The journey through the criminal justice system for someone who has been arrested or cited for a crime can often be a long and arduous one. There are multiple different court proceedings that will occur before you ever get to an actual trial. While you might be familiar with the concept of some of these events, like a bail hearing, there are others that you may have less of an understanding of. One such lesser-known event, partially because it is only held in class A misdemeanor and felony cases and is optional even there, is the preliminary hearing. However, this hearing can have major ramifications on your case and can even end with the charges against you being dismissed in some instances.

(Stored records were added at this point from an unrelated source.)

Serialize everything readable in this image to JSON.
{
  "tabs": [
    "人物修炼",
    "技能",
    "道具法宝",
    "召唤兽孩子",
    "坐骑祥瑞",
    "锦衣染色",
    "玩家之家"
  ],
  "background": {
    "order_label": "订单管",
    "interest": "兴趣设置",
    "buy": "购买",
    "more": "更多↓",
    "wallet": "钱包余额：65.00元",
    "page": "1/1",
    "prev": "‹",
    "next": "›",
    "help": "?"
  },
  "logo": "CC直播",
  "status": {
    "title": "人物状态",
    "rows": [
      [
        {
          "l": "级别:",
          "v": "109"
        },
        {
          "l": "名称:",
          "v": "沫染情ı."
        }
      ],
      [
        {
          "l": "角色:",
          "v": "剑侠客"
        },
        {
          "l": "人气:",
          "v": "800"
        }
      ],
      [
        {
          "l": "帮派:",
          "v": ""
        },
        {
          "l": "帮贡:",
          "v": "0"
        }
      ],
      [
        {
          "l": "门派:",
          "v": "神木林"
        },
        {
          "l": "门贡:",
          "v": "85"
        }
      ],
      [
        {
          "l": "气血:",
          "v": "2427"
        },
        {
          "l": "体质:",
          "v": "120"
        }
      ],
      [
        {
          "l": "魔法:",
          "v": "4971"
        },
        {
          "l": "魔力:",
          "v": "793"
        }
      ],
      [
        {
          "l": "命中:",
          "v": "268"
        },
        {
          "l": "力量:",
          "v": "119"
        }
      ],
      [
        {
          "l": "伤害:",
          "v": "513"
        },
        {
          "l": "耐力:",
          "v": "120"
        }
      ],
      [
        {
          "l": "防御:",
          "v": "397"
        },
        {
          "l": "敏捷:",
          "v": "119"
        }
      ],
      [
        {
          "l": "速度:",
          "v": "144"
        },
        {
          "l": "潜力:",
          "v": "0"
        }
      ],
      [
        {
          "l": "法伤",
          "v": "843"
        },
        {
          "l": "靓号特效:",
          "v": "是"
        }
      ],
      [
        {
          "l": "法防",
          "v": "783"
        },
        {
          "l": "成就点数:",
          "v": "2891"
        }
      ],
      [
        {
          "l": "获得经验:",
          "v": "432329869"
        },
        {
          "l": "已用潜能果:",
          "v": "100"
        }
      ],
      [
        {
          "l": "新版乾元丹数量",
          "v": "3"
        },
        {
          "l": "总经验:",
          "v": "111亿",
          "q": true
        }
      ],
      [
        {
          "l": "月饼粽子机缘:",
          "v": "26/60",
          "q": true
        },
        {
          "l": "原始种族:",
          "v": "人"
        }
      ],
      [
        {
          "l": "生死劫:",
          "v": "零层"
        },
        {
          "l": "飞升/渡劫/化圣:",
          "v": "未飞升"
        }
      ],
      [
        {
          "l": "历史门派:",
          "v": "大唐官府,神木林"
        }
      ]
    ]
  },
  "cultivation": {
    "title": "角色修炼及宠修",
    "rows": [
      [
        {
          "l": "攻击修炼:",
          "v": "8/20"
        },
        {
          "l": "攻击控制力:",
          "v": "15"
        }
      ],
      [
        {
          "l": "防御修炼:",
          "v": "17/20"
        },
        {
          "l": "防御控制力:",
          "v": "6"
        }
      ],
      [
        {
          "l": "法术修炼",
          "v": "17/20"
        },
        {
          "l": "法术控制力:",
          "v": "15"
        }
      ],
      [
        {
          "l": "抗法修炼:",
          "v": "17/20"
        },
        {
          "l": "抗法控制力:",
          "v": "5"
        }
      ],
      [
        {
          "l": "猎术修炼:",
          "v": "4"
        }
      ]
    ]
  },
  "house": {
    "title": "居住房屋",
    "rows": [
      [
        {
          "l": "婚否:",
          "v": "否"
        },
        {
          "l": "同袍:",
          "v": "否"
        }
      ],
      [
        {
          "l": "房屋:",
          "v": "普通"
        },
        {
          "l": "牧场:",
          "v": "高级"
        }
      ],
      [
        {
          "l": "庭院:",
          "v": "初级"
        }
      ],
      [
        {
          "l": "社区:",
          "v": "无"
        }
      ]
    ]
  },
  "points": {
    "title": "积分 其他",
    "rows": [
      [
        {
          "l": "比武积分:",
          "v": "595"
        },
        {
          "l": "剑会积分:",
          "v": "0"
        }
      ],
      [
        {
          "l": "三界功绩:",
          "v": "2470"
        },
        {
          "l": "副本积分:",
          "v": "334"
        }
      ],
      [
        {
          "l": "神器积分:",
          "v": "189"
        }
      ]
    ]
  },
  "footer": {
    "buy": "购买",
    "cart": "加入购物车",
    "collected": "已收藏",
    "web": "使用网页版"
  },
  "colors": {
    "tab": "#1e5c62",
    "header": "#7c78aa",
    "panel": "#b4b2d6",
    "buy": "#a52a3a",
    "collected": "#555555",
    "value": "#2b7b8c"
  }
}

At Overson & Bugden, our knowledgeable Utah preliminary hearing attorneys have years of experience working with clients throughout the state to assess whether a preliminary hearing might be helpful in their case and, if we believe it is, to craft the best argument to convince the judge that probable cause does not exist to proceed with the charges. If the hearing is unsuccessful, we can nonetheless use what we learned to work out a better deal with the prosecutor or have a leg up at trial Call our firm today at (801) 758-2287 for a free consultation.
Deciding Whether Or Not to Waive a Utah Preliminary Hearing
As noted above, the preliminary hearing is only an option in cases involving charges that are classified as felonies or class A misdemeanors. For lower misdemeanors or infractions, this hearing will never occur. Even if you are charged with a felony or a class A misdemeanor, however, you will have the right to waive this hearing. Almost always, the prosecutor will ask you to exercise this right and waive the hearing. They might refer to it as an unnecessary formality that is rarely successful for the defense.
However, in many cases the preliminary hearing can be quite fruitful. Even if we are not able to get the charges dismissed at this early stage, it can give us a sense of how strong the evidence is and how good the witnesses are on the stand. You should never waive your right to a preliminary hearing without first consulting an experienced Utah criminal defense lawyer like those at Overson & Bugden, who can advise you whether the hearing might be beneficial to your case for a number of reasons. In cases where we already have a clear deal for something like pre-trial diversion worked out with the prosecutor or have an expectation of one being worked out shortly, we may advise you to waive this hearing as to not antagonize the prosecutor and make them change their minds about offering you a deal.
How a Utah Preliminary Hearing Works
The preliminary hearing will occur after your bail hearing and initial appearance, but before a formal arraignment in felony cases. In a sense, the hearing functions as a sort of mini-trial where the prosecution will be required to show, through their evidence, arguments, and the testimony of any witnesses, that there is probable cause to support allowing the charges to moved forward. This is a much lower standard than required at an actual trial, where all charges must be proven beyond a reasonable doubt. In a sense, this hearing serves as a way to ferret out the most meritless cases where the judge believes the evidence could never justify a guilty verdict and it would be a miscarriage of justice, as well as a waste of state resources, to allow the prosecution to continue.
Once the prosecutor presents their case, your lawyer will be able to rebut their evidence, cross-examine any witnesses that they put on the stand, and introduce any evidence of your own that they believe may be persuasive to the judge. Usually the arresting officer will be there, and we can question them on the stand. As mentioned above, this can serve as an important test of their ability on the stand and the strength of their story, and if they testify poorly, even if the charges are ultimately not dismissed at the preliminary hearing, the prosecutor may be far more willing to make a good deal. If the judge does find that no probable cause exists, then the charges will be dismissed and the matter will end there.
What Comes Next If the Charges Are Not Dismissed at a Utah Preliminary Hearing
If the judge does not dismiss the charges, in felony cases you will be arraigned and asked to enter you initial plea. Then, our skilled criminal defense lawyers at Overson & Bugden will get to work trying to negotiate a deal with the prosecutor to get your charges downgraded or dismissed, using what we learned at the preliminary hearing in the bargaining process. For some more minor charges and those without a criminal record, we may be able to negotiate a deal for you to enter into a pre-trial diversion program which, if successfully completed, will result in the charges against you being dropped. In other cases, we can try to get the prosecutor to downgrade the charge, like from a felony to a misdemeanor, in exchange for you pleading guilty, or we can get the prosecutor to agree to recommend a lenient punishment to the judge, such as no jail time.
Of course, if you are not satisfied with the deals offered or simply wish to prove your innocence at trial, our skilled trial lawyers at Overson & Bugden are always ready to fight for you in the courtroom. We will work every angle to craft the best possible defense to result in a not guilty verdict for you.
Contact Our Experienced Utah Preliminary Hearing Attorneys Today
The preliminary hearing can serve as a very important event in felony and class A misdemeanor cases. Even if we cannot convince the judge that no probable cause exists to charge you with the crimes, we will get a preview of the way the prosecution plans to put on their case at trial and how strong their evidence and witnesses are. You should always contact a seasoned Utah preliminary hearing attorney like those at Overson & Bugden before choosing to waive this hearing. For a free consultation, call us today at (801) 758-2287.